A Dublin brewer, we will say, brews in the season large quantities of a high-gravity stout at 32 to 35 lbs. [1089º to 1097º] saccharometer weight, this being stored in the immense vats mentioned for some twelve months, although it is possible that this period of storage varies according to the time when the matured flavour commences to develop, this matured heavy stout constituting, as I may describe it, the flavouring portion of the mixed or blended beer that is afterwards disposed of locally or exported.
The Theory and Practice of Modern Brewing by Frank Faulkner, 1888, page 262.

The second was standard Mild Porter, a beer which was brewed to be sold immediately without aging.
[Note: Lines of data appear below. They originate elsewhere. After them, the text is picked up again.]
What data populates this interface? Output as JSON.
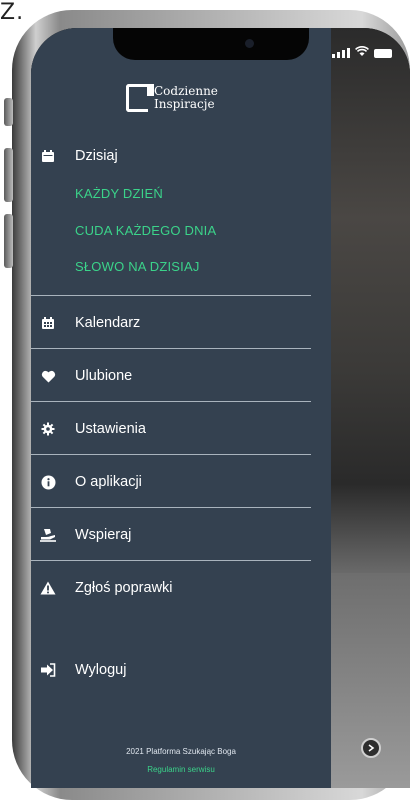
{
  "corner_text": "Z.",
  "logo": {
    "line1": "Codzienne",
    "line2": "Inspiracje"
  },
  "menu": {
    "today": {
      "label": "Dzisiaj",
      "icon": "calendar-day-icon"
    },
    "subitems": [
      "KAŻDY DZIEŃ",
      "CUDA KAŻDEGO DNIA",
      "SŁOWO NA DZISIAJ"
    ],
    "items": [
      {
        "label": "Kalendarz",
        "icon": "calendar-icon"
      },
      {
        "label": "Ulubione",
        "icon": "heart-icon"
      },
      {
        "label": "Ustawienia",
        "icon": "gear-icon"
      },
      {
        "label": "O aplikacji",
        "icon": "info-icon"
      },
      {
        "label": "Wspieraj",
        "icon": "donate-icon"
      },
      {
        "label": "Zgłoś poprawki",
        "icon": "warning-icon"
      }
    ],
    "logout": {
      "label": "Wyloguj",
      "icon": "logout-icon"
    }
  },
  "footer": {
    "copyright": "2021 Platforma Szukając Boga",
    "link": "Regulamin serwisu"
  },
  "colors": {
    "drawer_bg": "#344150",
    "accent": "#3bd38a",
    "text": "#ffffff",
    "divider": "#a9b3bd"
  }
}
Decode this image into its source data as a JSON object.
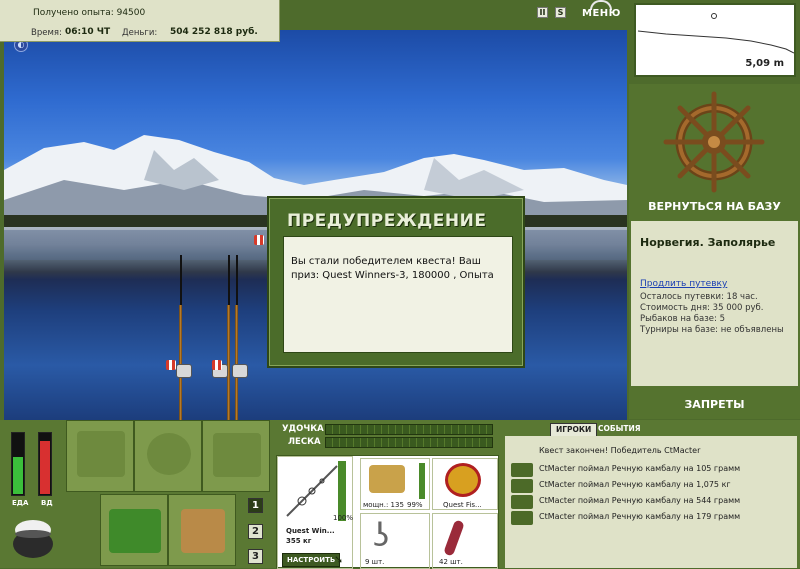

The third is the oddest. I’ll let Frank do the talking again:

The “heading,” which, in several of the breweries, consists of a portion of very strong first wort partially fermented, say to half original gravity, and clarified to a definite extent by skimming.
The Theory and Practice of Modern Brewing by Frank Faulkner, 1888, page 262.

“Heading” is a type of priming, but instead of being a solution of sugar (about 1100º specific gravity), it’s partially fermented strong wort. Kräusening is a similar German technique.

By blending these three beers in different proportions, brewers could make a variety of different products. For example, a Porter to be sold locally on draft would be mostly Mild Porter with a little aged Porter for flavor and a good deal of heading to bring it quickly into condition. An Export Stout would have a large proportion of aged Porter and very little heading. Extra Stout would be somewhere between the two.

It echoes older London practice, where aged Porter would be mixed with Mild Porter. But by the 1880s, this method was as good as dead. Most breweries phased out their Keeping Porter in the 1870s. Only the stronger Stouts, which were brewed in relatively small quantities, were still vatted. Heading, however, was uniquely Irish.

The evolution and slow divergence of Irish Porter from the London original is a story that’s been repeated across the world. Displace a beer and, like a plant, it will adapt to its new environment. Just look at IPAs.